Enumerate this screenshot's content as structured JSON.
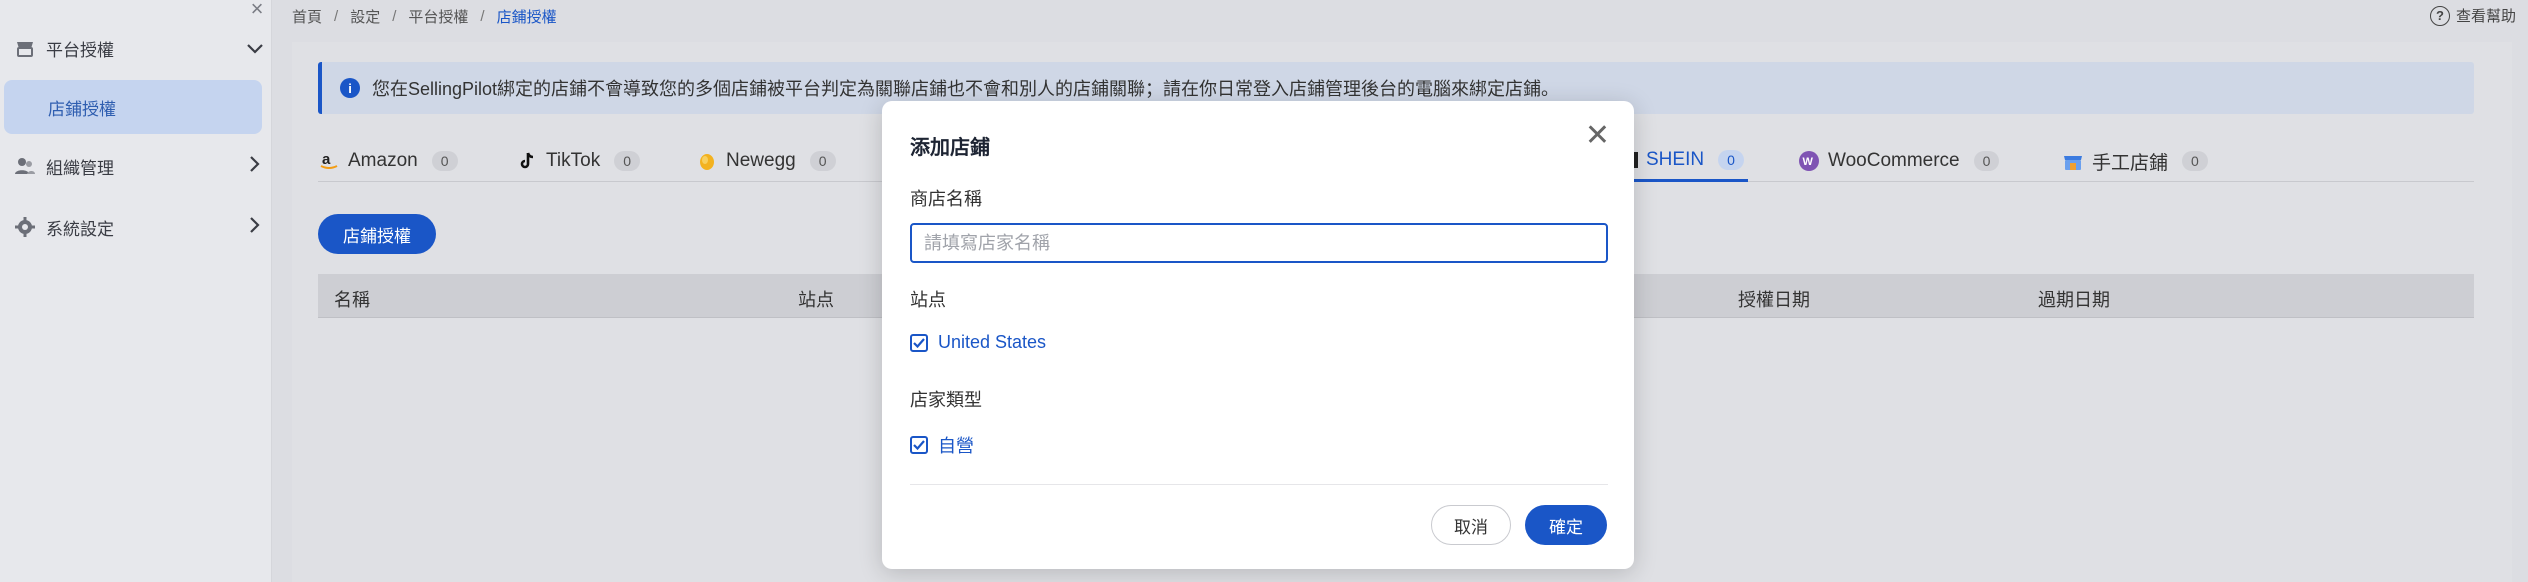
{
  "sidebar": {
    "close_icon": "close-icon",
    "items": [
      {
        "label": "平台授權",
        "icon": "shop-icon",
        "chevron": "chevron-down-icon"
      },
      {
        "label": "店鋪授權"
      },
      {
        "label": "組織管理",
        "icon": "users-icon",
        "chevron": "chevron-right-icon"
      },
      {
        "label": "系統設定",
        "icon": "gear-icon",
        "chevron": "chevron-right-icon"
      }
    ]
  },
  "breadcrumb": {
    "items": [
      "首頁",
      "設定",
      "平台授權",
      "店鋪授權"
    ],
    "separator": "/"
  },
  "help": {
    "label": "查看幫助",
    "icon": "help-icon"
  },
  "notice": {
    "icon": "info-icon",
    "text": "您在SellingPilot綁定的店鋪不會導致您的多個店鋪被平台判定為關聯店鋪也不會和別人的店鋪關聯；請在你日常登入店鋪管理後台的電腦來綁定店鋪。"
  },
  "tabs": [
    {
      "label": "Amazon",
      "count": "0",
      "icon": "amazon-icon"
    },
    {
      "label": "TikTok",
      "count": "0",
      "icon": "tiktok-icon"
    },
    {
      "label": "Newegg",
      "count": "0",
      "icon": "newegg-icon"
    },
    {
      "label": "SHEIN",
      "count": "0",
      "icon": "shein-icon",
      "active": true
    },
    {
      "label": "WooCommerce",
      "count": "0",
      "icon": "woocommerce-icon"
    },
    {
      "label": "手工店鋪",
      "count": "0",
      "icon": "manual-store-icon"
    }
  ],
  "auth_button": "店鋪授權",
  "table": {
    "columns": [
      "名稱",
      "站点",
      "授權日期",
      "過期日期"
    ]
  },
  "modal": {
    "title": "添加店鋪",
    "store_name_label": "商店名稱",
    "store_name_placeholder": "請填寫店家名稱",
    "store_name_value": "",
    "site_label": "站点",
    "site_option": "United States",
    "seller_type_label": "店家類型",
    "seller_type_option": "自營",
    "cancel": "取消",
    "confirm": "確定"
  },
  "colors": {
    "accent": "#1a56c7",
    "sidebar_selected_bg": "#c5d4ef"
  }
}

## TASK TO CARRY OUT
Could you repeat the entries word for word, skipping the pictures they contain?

## PROBLEM SOLUTION
Enumerate this screenshot's content as structured JSON.
{
  "sidebar": {
    "close_icon": "close-icon",
    "items": [
      {
        "label": "平台授權",
        "icon": "shop-icon",
        "chevron": "chevron-down-icon"
      },
      {
        "label": "店鋪授權"
      },
      {
        "label": "組織管理",
        "icon": "users-icon",
        "chevron": "chevron-right-icon"
      },
      {
        "label": "系統設定",
        "icon": "gear-icon",
        "chevron": "chevron-right-icon"
      }
    ]
  },
  "breadcrumb": {
    "items": [
      "首頁",
      "設定",
      "平台授權",
      "店鋪授權"
    ],
    "separator": "/"
  },
  "help": {
    "label": "查看幫助",
    "icon": "help-icon"
  },
  "notice": {
    "icon": "info-icon",
    "text": "您在SellingPilot綁定的店鋪不會導致您的多個店鋪被平台判定為關聯店鋪也不會和別人的店鋪關聯；請在你日常登入店鋪管理後台的電腦來綁定店鋪。"
  },
  "tabs": [
    {
      "label": "Amazon",
      "count": "0",
      "icon": "amazon-icon"
    },
    {
      "label": "TikTok",
      "count": "0",
      "icon": "tiktok-icon"
    },
    {
      "label": "Newegg",
      "count": "0",
      "icon": "newegg-icon"
    },
    {
      "label": "SHEIN",
      "count": "0",
      "icon": "shein-icon",
      "active": true
    },
    {
      "label": "WooCommerce",
      "count": "0",
      "icon": "woocommerce-icon"
    },
    {
      "label": "手工店鋪",
      "count": "0",
      "icon": "manual-store-icon"
    }
  ],
  "auth_button": "店鋪授權",
  "table": {
    "columns": [
      "名稱",
      "站点",
      "授權日期",
      "過期日期"
    ]
  },
  "modal": {
    "title": "添加店鋪",
    "store_name_label": "商店名稱",
    "store_name_placeholder": "請填寫店家名稱",
    "store_name_value": "",
    "site_label": "站点",
    "site_option": "United States",
    "seller_type_label": "店家類型",
    "seller_type_option": "自營",
    "cancel": "取消",
    "confirm": "確定"
  },
  "colors": {
    "accent": "#1a56c7",
    "sidebar_selected_bg": "#c5d4ef"
  }
}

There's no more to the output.